A letter sent to Acosta on Wednesday from Oversight Chair Rep. Elijah Cummings (D-Md.) and Subcommittee on Civil Rights and Civil Liberties Chair Rep. Jamie Raskin (D-Md.) invites the Labor secretary to testify during a hearing that has been scheduled for July 23. The committee is set to examine Acosta's role in, when he was a Florida prosector, arranging a non-prosecution agreement with Epstein and not informing the victims of his alleged sexual abuse about it. A judge said earlier this year that Acosta violated the Crime Victims' Rights Act in doing so. After agreeing to the deal, Epstein, who faced potential life in prison, served only 13 months in jail.

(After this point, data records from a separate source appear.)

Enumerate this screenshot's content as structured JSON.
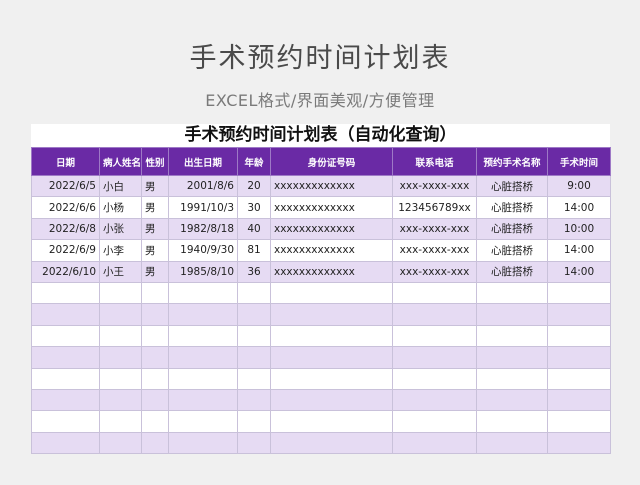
{
  "page": {
    "title": "手术预约时间计划表",
    "subtitle": "EXCEL格式/界面美观/方便管理"
  },
  "sheet": {
    "title": "手术预约时间计划表（自动化查询）",
    "columns": [
      "日期",
      "病人姓名",
      "性别",
      "出生日期",
      "年龄",
      "身份证号码",
      "联系电话",
      "预约手术名称",
      "手术时间"
    ],
    "rows": [
      [
        "2022/6/5",
        "小白",
        "男",
        "2001/8/6",
        "20",
        "xxxxxxxxxxxxx",
        "xxx-xxxx-xxx",
        "心脏搭桥",
        "9:00"
      ],
      [
        "2022/6/6",
        "小杨",
        "男",
        "1991/10/3",
        "30",
        "xxxxxxxxxxxxx",
        "123456789xx",
        "心脏搭桥",
        "14:00"
      ],
      [
        "2022/6/8",
        "小张",
        "男",
        "1982/8/18",
        "40",
        "xxxxxxxxxxxxx",
        "xxx-xxxx-xxx",
        "心脏搭桥",
        "10:00"
      ],
      [
        "2022/6/9",
        "小李",
        "男",
        "1940/9/30",
        "81",
        "xxxxxxxxxxxxx",
        "xxx-xxxx-xxx",
        "心脏搭桥",
        "14:00"
      ],
      [
        "2022/6/10",
        "小王",
        "男",
        "1985/8/10",
        "36",
        "xxxxxxxxxxxxx",
        "xxx-xxxx-xxx",
        "心脏搭桥",
        "14:00"
      ],
      [
        "",
        "",
        "",
        "",
        "",
        "",
        "",
        "",
        ""
      ],
      [
        "",
        "",
        "",
        "",
        "",
        "",
        "",
        "",
        ""
      ],
      [
        "",
        "",
        "",
        "",
        "",
        "",
        "",
        "",
        ""
      ],
      [
        "",
        "",
        "",
        "",
        "",
        "",
        "",
        "",
        ""
      ],
      [
        "",
        "",
        "",
        "",
        "",
        "",
        "",
        "",
        ""
      ],
      [
        "",
        "",
        "",
        "",
        "",
        "",
        "",
        "",
        ""
      ],
      [
        "",
        "",
        "",
        "",
        "",
        "",
        "",
        "",
        ""
      ],
      [
        "",
        "",
        "",
        "",
        "",
        "",
        "",
        "",
        ""
      ]
    ]
  },
  "colors": {
    "header_bg": "#6a2aa5",
    "row_alt_bg": "#e6dbf3",
    "page_bg": "#f0f0f0"
  }
}
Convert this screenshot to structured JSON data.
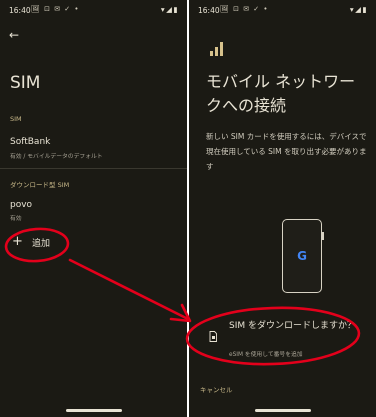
{
  "left": {
    "status": {
      "time": "16:40",
      "notifs": "🖼 ⊡ ✉ ✓ •",
      "sys": "▾◢▮"
    },
    "title": "SIM",
    "sim_section_label": "SIM",
    "sim1": {
      "name": "SoftBank",
      "sub": "有効 / モバイルデータのデフォルト"
    },
    "download_section_label": "ダウンロード型 SIM",
    "sim2": {
      "name": "povo",
      "sub": "有効"
    },
    "add": {
      "plus": "+",
      "label": "追加"
    }
  },
  "right": {
    "status": {
      "time": "16:40",
      "notifs": "🖼 ⊡ ✉ ✓ •",
      "sys": "▾◢▮"
    },
    "title": "モバイル ネットワークへの接続",
    "description": "新しい SIM カードを使用するには、デバイスで現在使用している SIM を取り出す必要があります",
    "phone_logo": "G",
    "download": {
      "title": "SIM をダウンロードしますか？",
      "subtitle": "eSIM を使用して番号を追加"
    },
    "cancel": "キャンセル"
  },
  "colors": {
    "background": "#1b1a14",
    "text": "#e8e3d4",
    "accent": "#c9b98a",
    "annotation": "#e3001b"
  },
  "icons": {
    "back": "back-arrow-icon",
    "signal": "signal-bars-icon",
    "sim": "sim-card-icon",
    "google": "google-logo-icon"
  }
}
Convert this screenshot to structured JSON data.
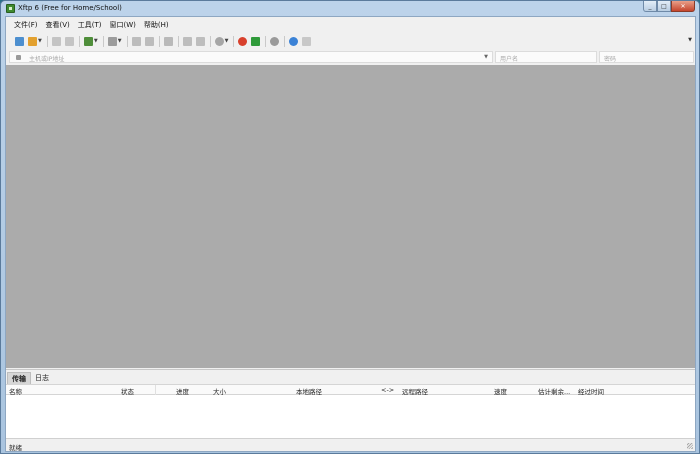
{
  "window": {
    "title": "Xftp 6 (Free for Home/School)"
  },
  "menu": [
    "文件(F)",
    "查看(V)",
    "工具(T)",
    "窗口(W)",
    "帮助(H)"
  ],
  "toolbar": {
    "icons": [
      {
        "name": "new-session-icon",
        "color": "#4d8fcf"
      },
      {
        "name": "open-folder-icon",
        "color": "#e3a12f"
      },
      {
        "name": "disconnect-icon",
        "color": "#c4c4c4"
      },
      {
        "name": "reconnect-icon",
        "color": "#c4c4c4"
      },
      {
        "name": "new-window-icon",
        "color": "#4f8e3a"
      },
      {
        "name": "layout-icon",
        "color": "#9c9c9c"
      },
      {
        "name": "copy-icon",
        "color": "#bcbcbc"
      },
      {
        "name": "paste-icon",
        "color": "#bcbcbc"
      },
      {
        "name": "transfer-icon",
        "color": "#b9b9b9"
      },
      {
        "name": "refresh-icon",
        "color": "#bdbdbd"
      },
      {
        "name": "properties-icon",
        "color": "#bdbdbd"
      },
      {
        "name": "encoding-icon",
        "color": "#a6a6a6"
      },
      {
        "name": "xshell-icon",
        "color": "#d8402c"
      },
      {
        "name": "xftp-icon",
        "color": "#2f9a3a"
      },
      {
        "name": "options-icon",
        "color": "#9a9a9a"
      },
      {
        "name": "help-icon",
        "color": "#3b82d6"
      },
      {
        "name": "chat-icon",
        "color": "#c8c8c8"
      }
    ]
  },
  "addressbar": {
    "host_placeholder": "主机或IP地址",
    "user_placeholder": "用户名",
    "password_placeholder": "密码"
  },
  "bottom_panel": {
    "tabs": [
      "传输",
      "日志"
    ],
    "columns": [
      "名称",
      "状态",
      "进度",
      "大小",
      "本地路径",
      "<->",
      "远程路径",
      "速度",
      "估计剩余...",
      "经过时间"
    ]
  },
  "statusbar": {
    "text": "就绪"
  }
}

Acosta's handling of the case has come under increased scrutiny in light of Epstein's recent arrest under sex trafficking charges, to which he has pleaded not guilty. Cummings and Raskin in the letter say that Acosta's testimony "is even more critical now" following Epstein's indictment. Acosta has been facing calls to resign from Democrats, including House Speaker Nancy Pelosi (D-Calif.) and Senate Minority Leader Chuck Schumer (D-N.Y.), who say he mishandled the case.
This letter comes shortly before Acosta is scheduled to hold a press conference, during which he will not resign but rather defend his handling of the Epstein case, The Washington Post's Seung Min Kim reports. Acosta, reports The New York Times' Maggie Haberman, was "pushed into" doing his Wednesday press conference by Trump, who on Tuesday defended his Labor secretary and said he feels "very badly" for him.